  3. Kerrison, Catherine (2018). Jefferson's Daughters: Three Sisters, White and Black, in a Young America. Ballantine Books. ISBN   978-1-101-88624-3.
  4. "Persons Buried at the Monticello Graveyard, 1773 - 1997". Thomas Jefferson Encyclopedia - Monticello website. Thomas Jefferson Foundation. Retrieved January 17, 2020.
  5. 1 2 3 Jacques, Edna Bolling. "The Hemmings Family in Buckingham County, Virginia". Retrieved January 10, 2019.
  6. 1 2 "Betsy Hemmings", Hemings Family/People of the Plantation, Monticello, accessed February 14, 2011
  7. Annette Gordon-Reed, The Hemingses of Monticello, New York: W.W. Norton, 2008, Frontispiece: "The Hemings Family Tree-1," pp. 127-128
  8. "Betsy Hemmings: Loved by a Family, but What of Her Own?", Plantation & Slavery/Life after Monticello, Monticello, February 14, 2011
  9. Laura B. Randolph, "THE THOMAS JEFFERSON/SALLY HEMINGS CONTROVERSY: Did Jefferson Also Father Children By Sally Hemings' Sister?" Archived January 19, 2012, at the Wayback Machine , Ebony, February 1999, accessed February 16, 2011
U.S. House of Representatives
Preceded by
Anthony New
Member of the  U.S. House of Representatives
from Virginia's 16th congressional district

March 4, 1803 – March 4, 1811
Succeeded by
James Pleasants
Preceded by
James Pleasants
Member of the  U.S. House of Representatives
from Virginia's 16th congressional district

March 4, 1813 – March 4, 1815
Succeeded by
John Randolph
U.S. Senate

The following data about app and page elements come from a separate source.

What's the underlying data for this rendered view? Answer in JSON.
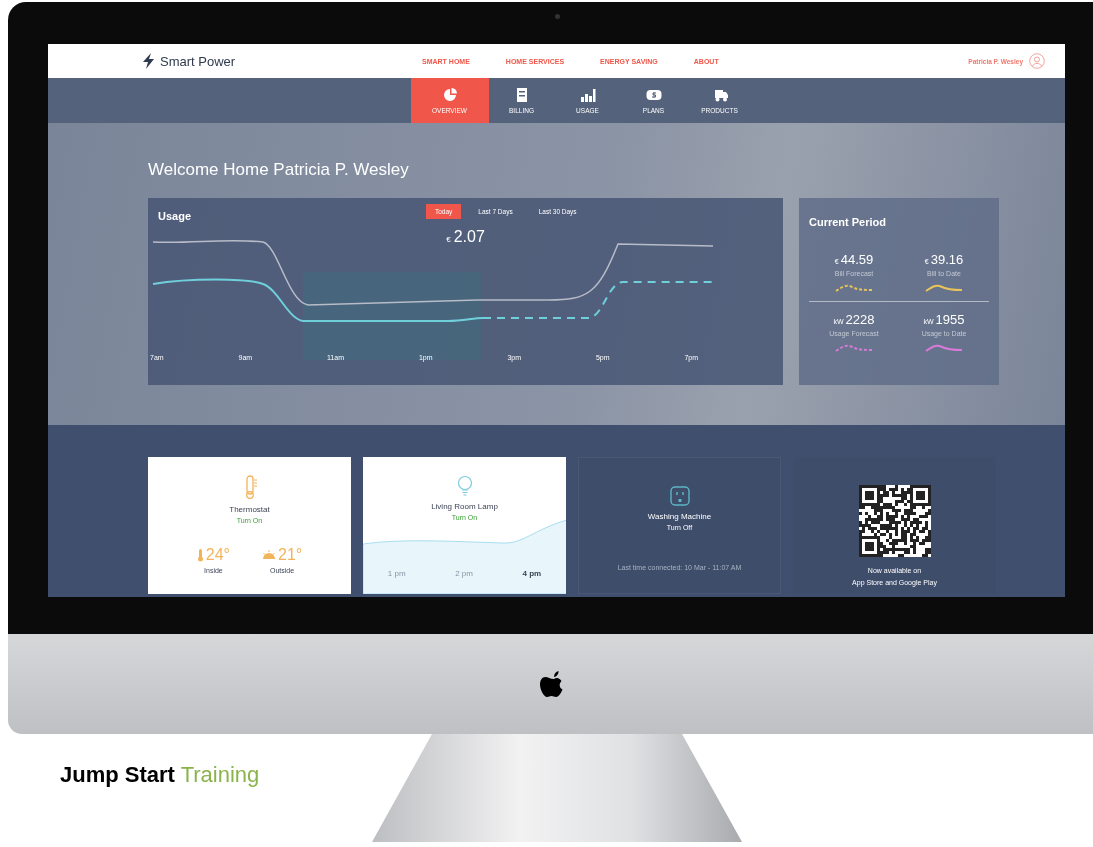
{
  "header": {
    "brand": "Smart Power",
    "menu": [
      {
        "label": "SMART HOME"
      },
      {
        "label": "HOME SERVICES"
      },
      {
        "label": "ENERGY SAVING"
      },
      {
        "label": "ABOUT"
      }
    ],
    "user": "Patricia P. Wesley"
  },
  "tabs": [
    {
      "label": "OVERVIEW",
      "selected": true
    },
    {
      "label": "BILLING",
      "selected": false
    },
    {
      "label": "USAGE",
      "selected": false
    },
    {
      "label": "PLANS",
      "selected": false
    },
    {
      "label": "PRODUCTS",
      "selected": false
    }
  ],
  "welcome": {
    "text": "Welcome Home",
    "name": "Patricia P. Wesley"
  },
  "usage": {
    "title": "Usage",
    "ranges": [
      {
        "label": "Today",
        "selected": true
      },
      {
        "label": "Last 7 Days",
        "selected": false
      },
      {
        "label": "Last 30 Days",
        "selected": false
      }
    ],
    "currency": "€",
    "amount": "2.07",
    "x_labels": [
      "7am",
      "9am",
      "11am",
      "1pm",
      "3pm",
      "5pm",
      "7pm"
    ]
  },
  "current_period": {
    "title": "Current Period",
    "stats": [
      {
        "unit": "€",
        "value": "44.59",
        "label": "Bill Forecast",
        "color": "#e8c45a",
        "dashed": true
      },
      {
        "unit": "€",
        "value": "39.16",
        "label": "Bill to Date",
        "color": "#e8c45a",
        "dashed": false
      },
      {
        "unit": "kW",
        "value": "2228",
        "label": "Usage Forecast",
        "color": "#d77ad8",
        "dashed": true
      },
      {
        "unit": "kW",
        "value": "1955",
        "label": "Usage to Date",
        "color": "#d77ad8",
        "dashed": false
      }
    ]
  },
  "devices": [
    {
      "kind": "thermostat",
      "name": "Thermostat",
      "action": "Turn On",
      "on": true,
      "readings": [
        {
          "value": "24°",
          "label": "Inside"
        },
        {
          "value": "21°",
          "label": "Outside"
        }
      ]
    },
    {
      "kind": "lamp",
      "name": "Living Room Lamp",
      "action": "Turn On",
      "on": true,
      "times": [
        {
          "label": "1 pm",
          "selected": false
        },
        {
          "label": "2 pm",
          "selected": false
        },
        {
          "label": "4 pm",
          "selected": true
        }
      ]
    },
    {
      "kind": "outlet",
      "name": "Washing Machine",
      "action": "Turn Off",
      "on": false,
      "note": "Last time connected: 10 Mar - 11:07 AM"
    },
    {
      "kind": "app",
      "lines": [
        "Now available on",
        "App Store and Google Play"
      ]
    }
  ],
  "caption": {
    "bold": "Jump Start",
    "rest": "Training"
  }
}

Preceded by
Armistead T. Mason
U.S. senator (Class 2) from Virginia
March 4, 1817 – December 4, 1819
Served alongside: James Barbour
Succeeded by
James Pleasants